Japan’s Nuclear Regulation Authority (NRA) granted initial approval on Wednesday for a Tokyo Electric Power (Tepco) plan for releasing water from the destroyed Fukushima nuclear power plant into the sea, saying there are no safety issues.
After spending several months reviewing the plan announced by then-Prime Minister Yoshihide Suga’s administration last spring, the NRA said discharging more than 1,2 million tons of treated wastewater into the Pacific Ocean will help TEPCO secure the space needed to decommission the plant.
According to Reuters, the NRA plans on making the decision for final approval after a one-month public comment period, an official with the NRA said, who deals with the issue.
In 2021, the Japanese government approved the release of over 1 million tonnes of irradiated water from the site after treatment into the ocean, starting around spring 2023. This plan was met with objections from local fishermen and objections from neighboring China and South Korea.
It is the responsibility of the U.N. watchdog, the International Atomic Energy Agency (IAEA), to conduct safety reviews of the planned release, and the NRA’s initial approval came when IAEA chief Rafael Grossi was visiting Japan.
Grossi told Japanese industry minister Koichi Hagiuda that the IAEA’s reviews would give the world confidence that the water in question will have no negative impact on the public’s health, the industry ministry said in a written statement.
TEPCO describes the procedure
TEPCO plans on using an Advanced Liquid Processing System (ALPS) to treat wastewater that has been pumped into Fukushima to cool fuel from the melted reactors and has mixed with rainwater and groundwater since the tsunami.
This wastewater will then be further diluted so that the Tritium levels in the contaminated water fall to less than 1/40th of regulatory limits permitted in Japan, before pumping it into the ocean.
The radioactive isotope, Tritium is not removed from the wastewater using ALPS, and TEPCO says it will dilute the wastewater further to take care of any concerns about it harming sea life.
However, TEPCO also acknowledged in 2018 that other isotopes including ruthenium, cobalt, strontium, and plutonium, “sometimes slip through the ALPS process,” according to Science.
“These radioactive isotopes behave differently than tritium in the ocean and are more readily incorporated into marine biota or seafloor sediments,” Ken Buesseler, a marine chemist at the Woods Hole Oceanographic Institution, told the magazine last year.
Following the NRA’s endorsement, the discharge plan could be officially approved as early as July.

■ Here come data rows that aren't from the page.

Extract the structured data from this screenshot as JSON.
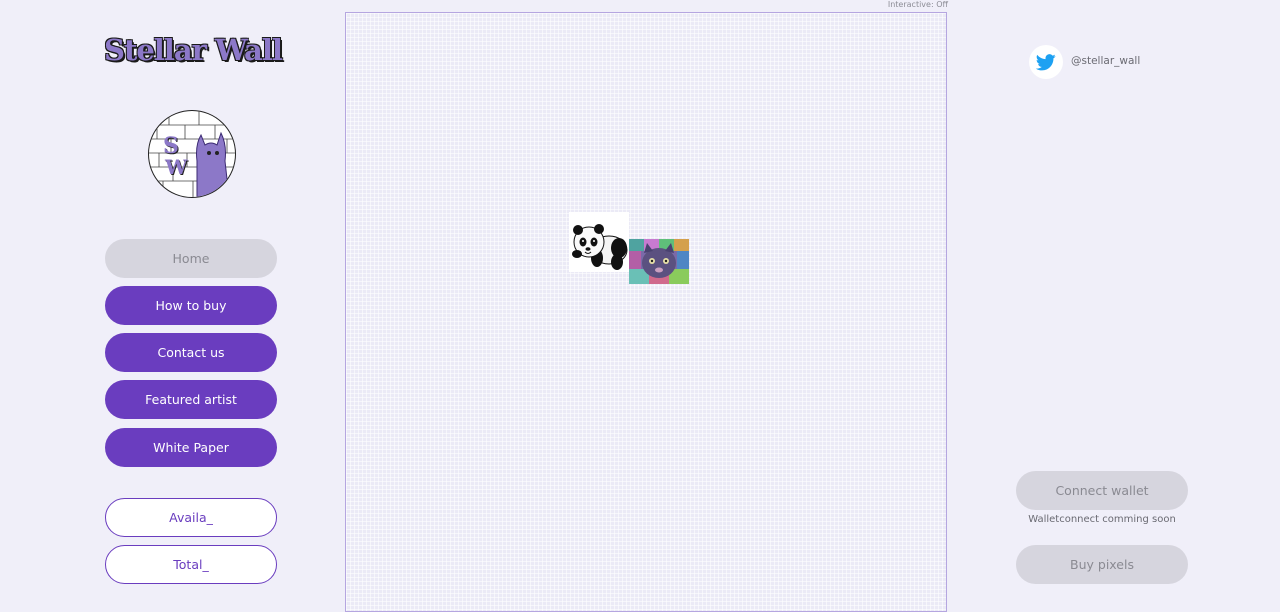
{
  "brand": {
    "logo_text": "Stellar Wall",
    "avatar_letters": [
      "S",
      "W"
    ]
  },
  "nav": {
    "home": "Home",
    "how_to_buy": "How to buy",
    "contact_us": "Contact us",
    "featured_artist": "Featured artist",
    "white_paper": "White Paper"
  },
  "stats": {
    "available": "Availa_",
    "total": "Total_"
  },
  "canvas": {
    "interactive_status": "Interactive: Off",
    "tiles": [
      {
        "name": "panda-image",
        "kind": "panda"
      },
      {
        "name": "psychedelic-cat-image",
        "kind": "psychedelic"
      }
    ]
  },
  "social": {
    "icon": "twitter-icon",
    "handle": "@stellar_wall"
  },
  "wallet": {
    "connect_label": "Connect wallet",
    "note": "Walletconnect comming soon",
    "buy_label": "Buy pixels"
  },
  "colors": {
    "primary": "#6a3dbf",
    "disabled": "#d6d5de",
    "background": "#f0eff9",
    "twitter": "#1da1f2"
  }
}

The International Atomic Energy Agency will begin an inspection of the Fukushima plant Thursday, with South Korean officials participating in monitoring the plan.